* Continuous intraocular pressure measurement with a contact lens sensor was safe and tolerable with repeated use, although mild adverse effects were common and the measurements were variable.
* Point out that with regard to efficacy, the device successfully delivered the full 24-hour pressure recordings in both sessions for 36 of the 40 patients.
It's been suggested that vision acuity improvements after CCSVI treatment could be due to a reduction of pressure in the eye.
I wonder if this could be captured using a product such as described in this article. 'Triggerfish' is on the market in Europe but not in the US. It would be fascinating to have baseline intraocular pressure measurements prior to CCSVI intervention, and measurements the day of the intervention, and measurements afterwards.
I had lasting vision improvements after my CCSVI procedure, and there are others who have as well.

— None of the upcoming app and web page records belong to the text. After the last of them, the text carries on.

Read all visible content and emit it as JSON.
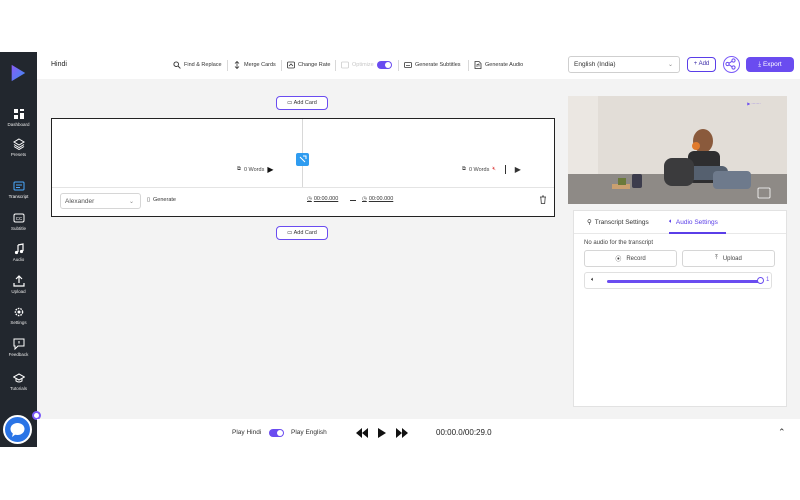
{
  "sidebar": {
    "items": [
      {
        "label": "Dashboard",
        "icon": "dashboard-icon"
      },
      {
        "label": "Presets",
        "icon": "layers-icon"
      },
      {
        "label": "Transcript",
        "icon": "transcript-icon"
      },
      {
        "label": "Subtitle",
        "icon": "subtitle-icon"
      },
      {
        "label": "Audio",
        "icon": "music-icon"
      },
      {
        "label": "Upload",
        "icon": "upload-icon"
      },
      {
        "label": "Settings",
        "icon": "gear-icon"
      },
      {
        "label": "Feedback",
        "icon": "feedback-icon"
      },
      {
        "label": "Tutorials",
        "icon": "graduation-cap-icon"
      }
    ]
  },
  "topbar": {
    "language": "Hindi",
    "find_replace": "Find & Replace",
    "merge_cards": "Merge Cards",
    "change_rate": "Change Rate",
    "optimize": "Optimize",
    "generate_subtitles": "Generate Subtitles",
    "generate_audio": "Generate Audio",
    "language_select": "English (India)",
    "add": "+ Add",
    "export": "Export"
  },
  "editor": {
    "add_card": "Add Card",
    "left_words": "0 Words",
    "right_words": "0 Words",
    "speaker": "Alexander",
    "generate": "Generate",
    "start_time": "00:00.000",
    "end_time": "00:00.000"
  },
  "panel": {
    "tab_transcript": "Transcript Settings",
    "tab_audio": "Audio Settings",
    "no_audio": "No audio for the transcript",
    "record": "Record",
    "upload": "Upload",
    "volume": "1"
  },
  "bottom": {
    "play_hindi": "Play Hindi",
    "play_english": "Play English",
    "time": "00:00.0/00:29.0"
  },
  "colors": {
    "accent": "#6a4cf0",
    "sidebar": "#22272e",
    "merge_chip": "#2f9cf0"
  }
}
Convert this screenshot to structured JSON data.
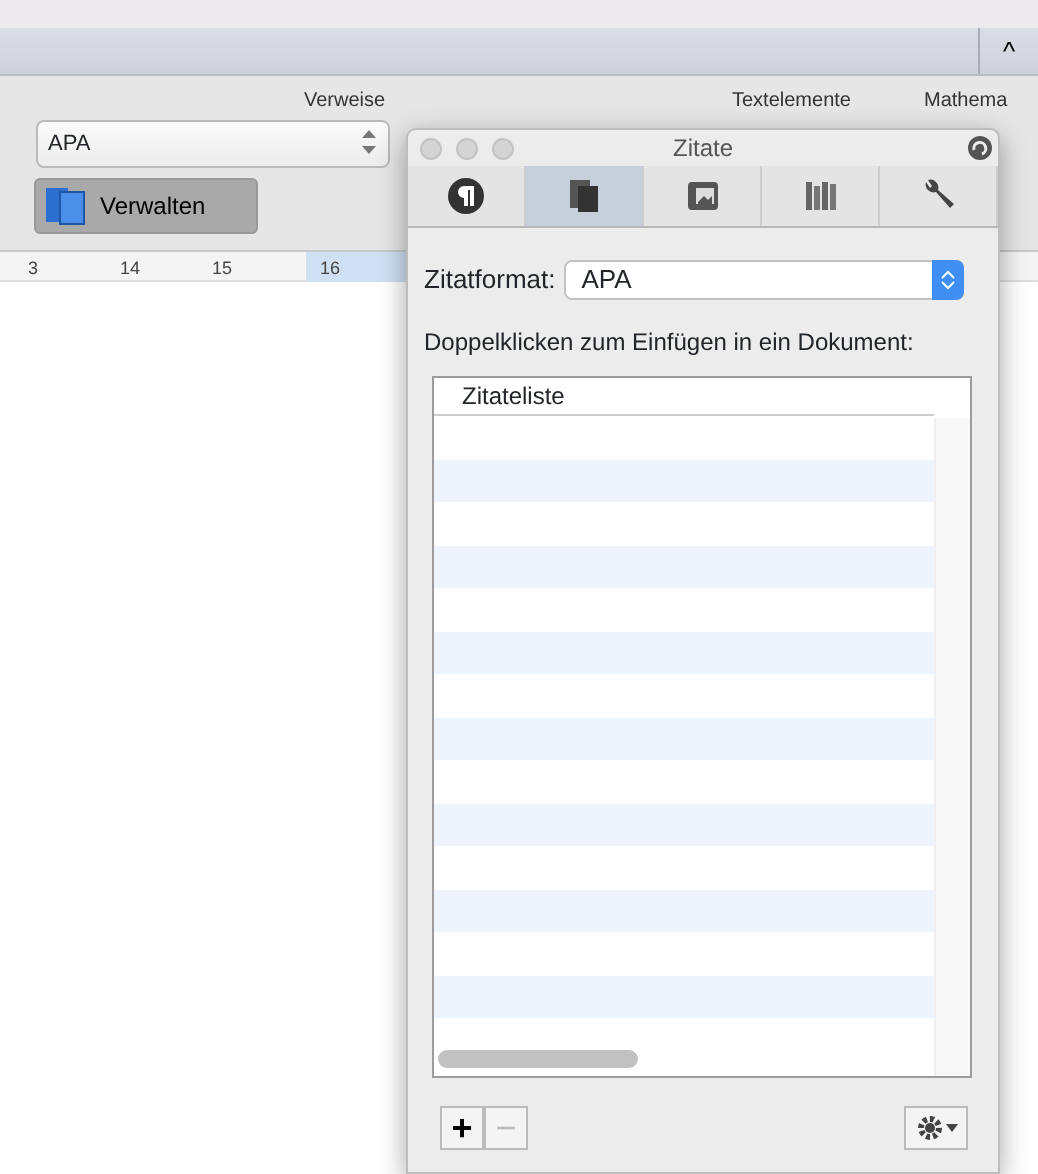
{
  "ribbon": {
    "collapse": "^",
    "groups": [
      {
        "title": "Verweise"
      },
      {
        "title": "Textelemente"
      },
      {
        "title": "Mathema"
      }
    ],
    "style_select": {
      "value": "APA"
    },
    "manage_button": {
      "label": "Verwalten"
    }
  },
  "ruler": {
    "numbers": [
      "3",
      "14",
      "15",
      "16"
    ]
  },
  "panel": {
    "title": "Zitate",
    "tabs": [
      {
        "kind": "paragraph",
        "selected": false
      },
      {
        "kind": "copies",
        "selected": true
      },
      {
        "kind": "notebook",
        "selected": false
      },
      {
        "kind": "books",
        "selected": false
      },
      {
        "kind": "wrench",
        "selected": false
      }
    ],
    "format_label": "Zitatformat:",
    "format_value": "APA",
    "hint": "Doppelklicken zum Einfügen in ein Dokument:",
    "list": {
      "column": "Zitateliste"
    },
    "buttons": [
      {
        "label": "+",
        "disabled": false
      },
      {
        "label": "−",
        "disabled": true
      }
    ]
  }
}
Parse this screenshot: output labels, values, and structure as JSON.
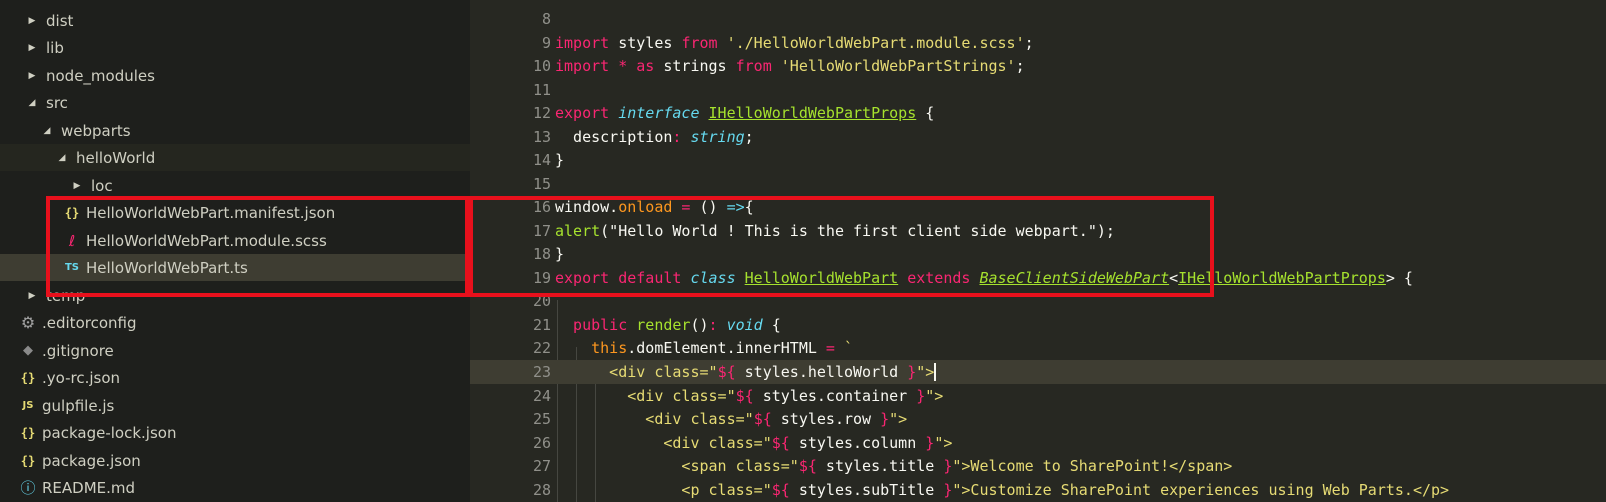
{
  "explorer": {
    "items": [
      {
        "label": "dist",
        "kind": "folder-collapsed",
        "icon": "chevron-right-icon"
      },
      {
        "label": "lib",
        "kind": "folder-collapsed",
        "icon": "chevron-right-icon"
      },
      {
        "label": "node_modules",
        "kind": "folder-collapsed",
        "icon": "chevron-right-icon"
      },
      {
        "label": "src",
        "kind": "folder-expanded",
        "icon": "chevron-down-icon"
      },
      {
        "label": "webparts",
        "kind": "folder-expanded",
        "icon": "chevron-down-icon"
      },
      {
        "label": "helloWorld",
        "kind": "folder-expanded",
        "icon": "chevron-down-icon"
      },
      {
        "label": "loc",
        "kind": "folder-collapsed",
        "icon": "chevron-right-icon"
      },
      {
        "label": "HelloWorldWebPart.manifest.json",
        "kind": "file",
        "icon": "json-file-icon"
      },
      {
        "label": "HelloWorldWebPart.module.scss",
        "kind": "file",
        "icon": "scss-file-icon"
      },
      {
        "label": "HelloWorldWebPart.ts",
        "kind": "file",
        "icon": "ts-file-icon"
      },
      {
        "label": "temp",
        "kind": "folder-collapsed",
        "icon": "chevron-right-icon"
      },
      {
        "label": ".editorconfig",
        "kind": "file",
        "icon": "gear-icon"
      },
      {
        "label": ".gitignore",
        "kind": "file",
        "icon": "git-icon"
      },
      {
        "label": ".yo-rc.json",
        "kind": "file",
        "icon": "json-file-icon"
      },
      {
        "label": "gulpfile.js",
        "kind": "file",
        "icon": "js-file-icon"
      },
      {
        "label": "package-lock.json",
        "kind": "file",
        "icon": "json-file-icon"
      },
      {
        "label": "package.json",
        "kind": "file",
        "icon": "json-file-icon"
      },
      {
        "label": "README.md",
        "kind": "file",
        "icon": "info-icon"
      }
    ],
    "icon_glyphs": {
      "json": "{}",
      "ts": "TS",
      "js": "JS"
    }
  },
  "editor": {
    "line_numbers": [
      "8",
      "9",
      "10",
      "11",
      "12",
      "13",
      "14",
      "15",
      "16",
      "17",
      "18",
      "19",
      "20",
      "21",
      "22",
      "23",
      "24",
      "25",
      "26",
      "27",
      "28"
    ],
    "tokens": {
      "l9_import": "import",
      "l9_styles": " styles ",
      "l9_from": "from",
      "l9_path": " './HelloWorldWebPart.module.scss'",
      "l9_semi": ";",
      "l10_import": "import",
      "l10_star": " * ",
      "l10_as": "as",
      "l10_strings": " strings ",
      "l10_from": "from",
      "l10_path": " 'HelloWorldWebPartStrings'",
      "l10_semi": ";",
      "l12_export": "export",
      "l12_interface": " interface",
      "l12_name": "IHelloWorldWebPartProps",
      "l12_brace": " {",
      "l13_desc": "  description",
      "l13_colon": ":",
      "l13_type": " string",
      "l13_semi": ";",
      "l14": "}",
      "l16_window": "window.",
      "l16_onload": "onload",
      "l16_eq": " = ",
      "l16_parens": "() ",
      "l16_arrow": "=>",
      "l16_brace": "{",
      "l17_alert": "alert",
      "l17_rest": "(\"Hello World ! This is the first client side webpart.\");",
      "l18": "}",
      "l19_export": "export",
      "l19_default": " default",
      "l19_class": " class",
      "l19_name": "HelloWorldWebPart",
      "l19_extends": " extends",
      "l19_base": "BaseClientSideWebPart",
      "l19_lt": "<",
      "l19_props": "IHelloWorldWebPartProps",
      "l19_gt": "> {",
      "l21_public": "  public",
      "l21_render": " render",
      "l21_paren": "()",
      "l21_colon": ":",
      "l21_void": " void",
      "l21_brace": " {",
      "l22_this": "    this",
      "l22_dom": ".domElement.innerHTML",
      "l22_eq": " = ",
      "l22_tick": "`",
      "l23_tag": "      <div class=\"",
      "l23_dollar": "${",
      "l23_expr": " styles.helloWorld ",
      "l23_close": "}",
      "l23_end": "\">",
      "l24_tag": "        <div class=\"",
      "l24_dollar": "${",
      "l24_expr": " styles.container ",
      "l24_close": "}",
      "l24_end": "\">",
      "l25_tag": "          <div class=\"",
      "l25_dollar": "${",
      "l25_expr": " styles.row ",
      "l25_close": "}",
      "l25_end": "\">",
      "l26_tag": "            <div class=\"",
      "l26_dollar": "${",
      "l26_expr": " styles.column ",
      "l26_close": "}",
      "l26_end": "\">",
      "l27_tag": "              <span class=\"",
      "l27_dollar": "${",
      "l27_expr": " styles.title ",
      "l27_close": "}",
      "l27_end": "\">Welcome to SharePoint!</span>",
      "l28_tag": "              <p class=\"",
      "l28_dollar": "${",
      "l28_expr": " styles.subTitle ",
      "l28_close": "}",
      "l28_end": "\">Customize SharePoint experiences using Web Parts.</p>"
    }
  },
  "colors": {
    "highlight_box": "#e8101c",
    "editor_bg": "#272822",
    "sidebar_bg": "#1e1f1c"
  }
}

Reduction of intraocular pressure could be a reason for people without MS to get treated for CCSVI.